Fisher said he knew his support for civil service reforms would be unpopular, "but I voted the way I felt. There's much more fear of this than will turn out to be justified." As for his energy stance, Fisher said he is "willing to dish out the unpleasant medicine to get on with conservation."
So it particularly bothers him, Fisher said, "when my opponent doesn't spend too much time addressing the issues in a constructive way."
Aware that Wolf is making much of Fisher's liberal voting record in Congress, Fisher said he sees himself as "pursuing a moderately conservative fiscal policy" aimed at cutting inflation.
"But I try to disregard these labels and talk about where I stand, how I've voted and what I plan to do," said Fisher. Voters "will find I'm fairly pragmatic," he said.
"Born in Pawtucket, R.I., Fisher graduated from Bowdoin College. He holds a master's degree in education from George Washington University and a doctorate in economics from Harvard University.
Once president of Resources for the Future, Inc., a private foundation for research and education on natural resources and conservation issues, Fisher was an economist for the State Department and executive officer and senior economist for the Council of Economic Advisers before getting involved in Arlington County government.
Now in the thick of writing tax reform and energy conservation legislation, Fisher said he is seen as "a tough cookie" by some of the Republican organizations and special interest groups who have contributed heavily to Wolf's campaign.
"These groups like Texaco (whose public action committee gave Wolf $500) and so could care less about Wolf, but they want me off my committees," said Fisher.
Fisher has restricted the amount of money he will accept from individuals and firms - below what federal regulations permit - in an effort to avoid being accused of being influenced by what he calls "these outside pressure groups." As a result, he said, he won't be able to buy television time for campaign ads as Wolf has done.
Wolf has said Fisher solicited contributions from some of the same groups that contributed to him and has charged that Fisher has not been reluctant to accept donations from labor organizations.
Assessing his accomplishments in Congress, Fisher points to his work on a law overhauling the 1790-passed diplomatic immunity statute that had previously prevented U.S. citizens, some from his district, from collecting automobile accident damages from diplomats and their staffs. Fisher also said he helped pass a tax reduction bill this last session of Congress and has done "a lot of meat and potatoes stuff" at the local level to bring services and federal funds to his district.
"I try to represent my constituents in a good old-fashioned way, and I also try to do my work and be effective on the national level," said Fisher.

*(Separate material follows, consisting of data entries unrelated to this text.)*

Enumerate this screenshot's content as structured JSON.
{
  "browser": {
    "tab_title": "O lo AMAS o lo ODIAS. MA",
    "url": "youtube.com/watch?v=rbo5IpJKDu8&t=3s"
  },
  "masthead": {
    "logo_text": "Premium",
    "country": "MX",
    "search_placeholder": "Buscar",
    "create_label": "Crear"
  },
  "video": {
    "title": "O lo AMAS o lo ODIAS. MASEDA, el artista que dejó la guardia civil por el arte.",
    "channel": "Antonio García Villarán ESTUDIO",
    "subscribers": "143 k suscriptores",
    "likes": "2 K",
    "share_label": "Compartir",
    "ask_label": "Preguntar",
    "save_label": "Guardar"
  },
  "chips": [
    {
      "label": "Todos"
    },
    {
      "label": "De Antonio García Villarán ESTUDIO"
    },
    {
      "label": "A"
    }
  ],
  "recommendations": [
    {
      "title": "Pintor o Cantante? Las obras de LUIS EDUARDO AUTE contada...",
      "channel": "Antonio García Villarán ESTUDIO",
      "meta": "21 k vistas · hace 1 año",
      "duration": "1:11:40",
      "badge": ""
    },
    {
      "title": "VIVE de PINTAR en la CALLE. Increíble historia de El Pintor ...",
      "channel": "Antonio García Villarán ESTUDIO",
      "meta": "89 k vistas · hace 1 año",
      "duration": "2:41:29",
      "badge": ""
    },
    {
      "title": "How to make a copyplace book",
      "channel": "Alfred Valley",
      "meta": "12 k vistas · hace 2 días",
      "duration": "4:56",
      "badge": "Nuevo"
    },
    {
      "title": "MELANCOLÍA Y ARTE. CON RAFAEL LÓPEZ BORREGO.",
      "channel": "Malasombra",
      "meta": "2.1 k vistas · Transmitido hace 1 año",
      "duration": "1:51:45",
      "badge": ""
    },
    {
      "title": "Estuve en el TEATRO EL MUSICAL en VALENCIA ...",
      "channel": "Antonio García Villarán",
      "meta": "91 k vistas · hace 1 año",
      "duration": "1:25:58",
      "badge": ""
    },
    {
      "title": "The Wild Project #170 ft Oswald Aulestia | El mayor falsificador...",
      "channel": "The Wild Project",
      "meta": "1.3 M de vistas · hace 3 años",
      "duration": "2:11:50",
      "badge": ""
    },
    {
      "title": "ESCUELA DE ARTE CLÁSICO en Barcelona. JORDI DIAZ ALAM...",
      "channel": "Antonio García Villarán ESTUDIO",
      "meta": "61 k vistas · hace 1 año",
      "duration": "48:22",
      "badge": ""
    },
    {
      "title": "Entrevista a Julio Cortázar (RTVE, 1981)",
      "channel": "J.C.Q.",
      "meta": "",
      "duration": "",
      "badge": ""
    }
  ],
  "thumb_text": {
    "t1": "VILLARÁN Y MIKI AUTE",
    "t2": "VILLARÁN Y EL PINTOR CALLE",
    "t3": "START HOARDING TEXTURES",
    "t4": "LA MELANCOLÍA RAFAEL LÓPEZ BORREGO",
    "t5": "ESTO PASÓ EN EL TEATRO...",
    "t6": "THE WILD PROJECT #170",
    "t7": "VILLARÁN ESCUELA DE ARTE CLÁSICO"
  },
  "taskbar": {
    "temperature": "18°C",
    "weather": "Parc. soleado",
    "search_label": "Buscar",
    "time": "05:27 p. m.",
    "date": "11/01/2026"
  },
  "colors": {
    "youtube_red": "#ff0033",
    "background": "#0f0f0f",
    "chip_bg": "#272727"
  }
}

That effectiveness would be drastically affected, Fisher has argued, if he crusaded to ban free congressional parking at National Airport. "I couldn't imagine anything that would make me more unpopular with my colleagues."
Fisher said it "would be all right by me" to observe a Wolf-suggested limitation of 12 years in office, "but there's no way you can elevate this into a major campaign issue. I think he'd better worry about getting elected once."
So while Wolf keeps giving what Fisher calls "his stock political speech," Fisher said he will continue to issue "careful statements" on the issues of inflation, tax reform and energy conservation.
"I just can't give a quick, flip answer to their questions," said Fisher. "If the answers were simple, we'd have the problems figured out by now."